It’s been a bumper year for wily bastards in video games, such as Far Cry 3’s Jason Something, Dishonored’s Corvo Attano, and Mark from, err, Mark of the Ninja — not to mention characters from the likes of Lone Survivor and Hotline Miami.
But it’s Dishonored’s disgraced bodyguard and murderer extraordinaire Corvo who scoops the award for King of the Wilies (mind the lone “l” there). Corvo’s knack for teleporting gave him the upper hand over his peers, but even without that advantage, his deep well of tricks and murdering abilities (conjuring rats and slowing time to a standstill were two of the best) meant Corvo was well out in front of the pack. He was presumably loitering in the shadows somewhere like a steampunk Gary Glitter.

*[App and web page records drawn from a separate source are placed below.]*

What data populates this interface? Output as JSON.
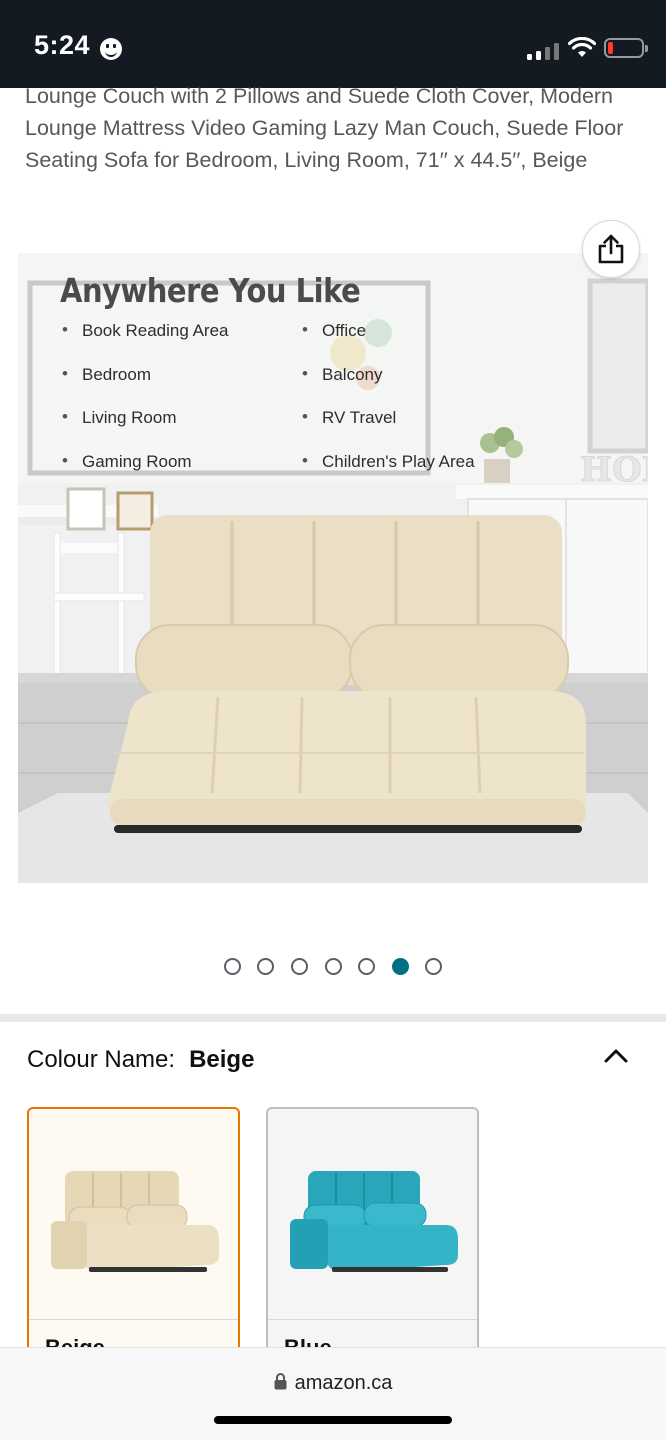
{
  "status_bar": {
    "time": "5:24",
    "battery_color": "#ff3b30"
  },
  "product": {
    "title": "Lounge Couch with 2 Pillows and Suede Cloth Cover, Modern Lounge Mattress Video Gaming Lazy Man Couch, Suede Floor Seating Sofa for Bedroom, Living Room, 71′′ x 44.5′′, Beige"
  },
  "share": {
    "icon": "share-icon"
  },
  "image": {
    "heading": "Anywhere You Like",
    "features_left": [
      "Book Reading Area",
      "Bedroom",
      "Living Room",
      "Gaming Room"
    ],
    "features_right": [
      "Office",
      "Balcony",
      "RV Travel",
      "Children's Play Area"
    ],
    "wall_letters": "HOME"
  },
  "carousel": {
    "total": 7,
    "active_index": 5,
    "active_color": "#007185"
  },
  "colour": {
    "label": "Colour Name:",
    "value": "Beige",
    "expanded_icon": "chevron-up-icon",
    "swatches": [
      {
        "label": "Beige",
        "color": "#efe6cf",
        "selected": true
      },
      {
        "label": "Blue",
        "color": "#3ab2c4",
        "selected": false
      }
    ]
  },
  "browser": {
    "url": "amazon.ca",
    "lock_icon": "lock-icon"
  }
}
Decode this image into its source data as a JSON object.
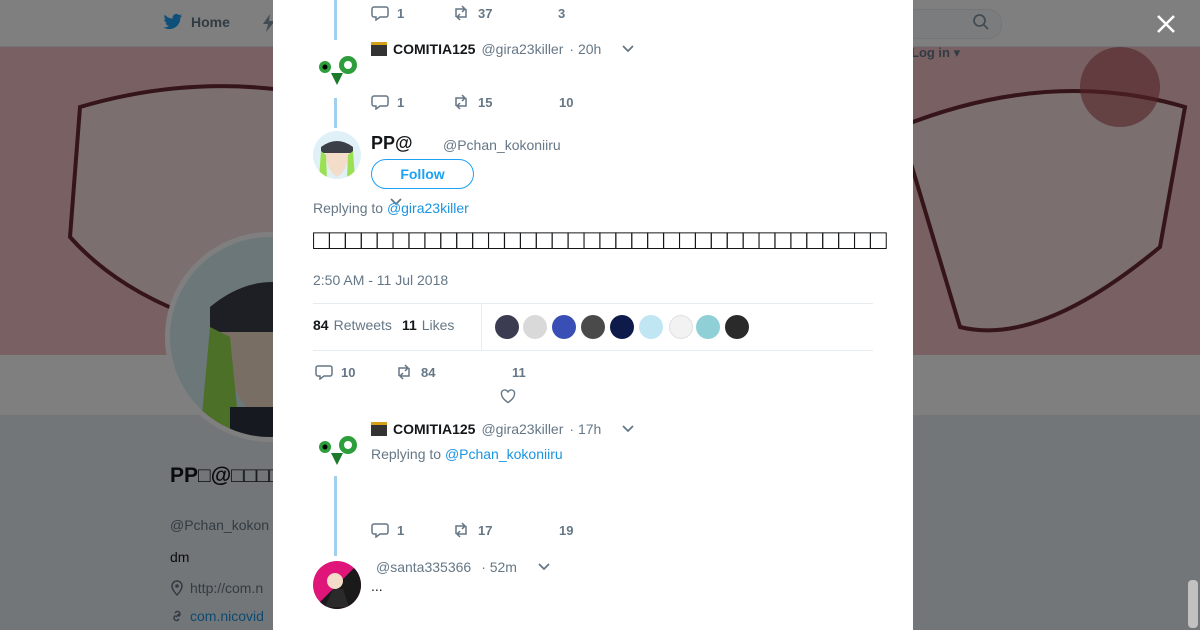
{
  "nav": {
    "home_label": "Home",
    "login_label": "Log in ▾"
  },
  "profile": {
    "name": "PP□@□□□□□□□",
    "handle": "@Pchan_kokon",
    "bio": "dm",
    "location": "http://com.n",
    "url": "com.nicovid"
  },
  "thread": {
    "top_actions": {
      "replies": "1",
      "retweets": "37",
      "likes": "3"
    },
    "parent": {
      "name": "COMITIA125",
      "handle": "@gira23killer",
      "time": "· 20h",
      "actions": {
        "replies": "1",
        "retweets": "15",
        "likes": "10"
      }
    },
    "focus": {
      "name": "PP@",
      "handle": "@Pchan_kokoniiru",
      "follow_label": "Follow",
      "replying_prefix": "Replying to",
      "replying_to": "@gira23killer",
      "text": "□□□□□□□□□□□□□□□□□□□□□□□□□□□□□□□□□□□□",
      "timestamp": "2:50 AM - 11 Jul 2018",
      "retweets_count": "84",
      "retweets_label": "Retweets",
      "likes_count": "11",
      "likes_label": "Likes",
      "actions": {
        "replies": "10",
        "retweets": "84",
        "likes": "11"
      }
    },
    "reply1": {
      "name": "COMITIA125",
      "handle": "@gira23killer",
      "time": "· 17h",
      "replying_prefix": "Replying to",
      "replying_to": "@Pchan_kokoniiru",
      "actions": {
        "replies": "1",
        "retweets": "17",
        "likes": "19"
      }
    },
    "reply2": {
      "handle": "@santa335366",
      "time": "· 52m",
      "text": "..."
    }
  },
  "colors": {
    "accent": "#1da1f2",
    "link": "#1b95e0",
    "muted": "#657786",
    "thread_line": "#a3cfee"
  }
}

Best ego massage
(SPOILER SPOILER SPOILER)
(YOU HAVE BEEN SPOILER-WARNED)
Games are mostly about empowerment. In Dishonored, Corvo’s cache of party tricks did a sensational job of conferring on the player a gross sense of power. But it was a moment of silence — a transient scene at the end of a level that featured almost no killing — that triggered that feeling better than any other.
It came after Corvo had weaseled his way into a fancy dress party disguised as himself (in what was basically the best Hitman level all year). Having hidden in plain sight and satisfied the mission objectives, Corvo left the party, but not before scrawling his name in the guest book.
It was a sensational “screw you” to all the guards who had made your getting there awkward. Your wits, not your trigger finger, had got the better of Dunwall’s finest. A real moment of class.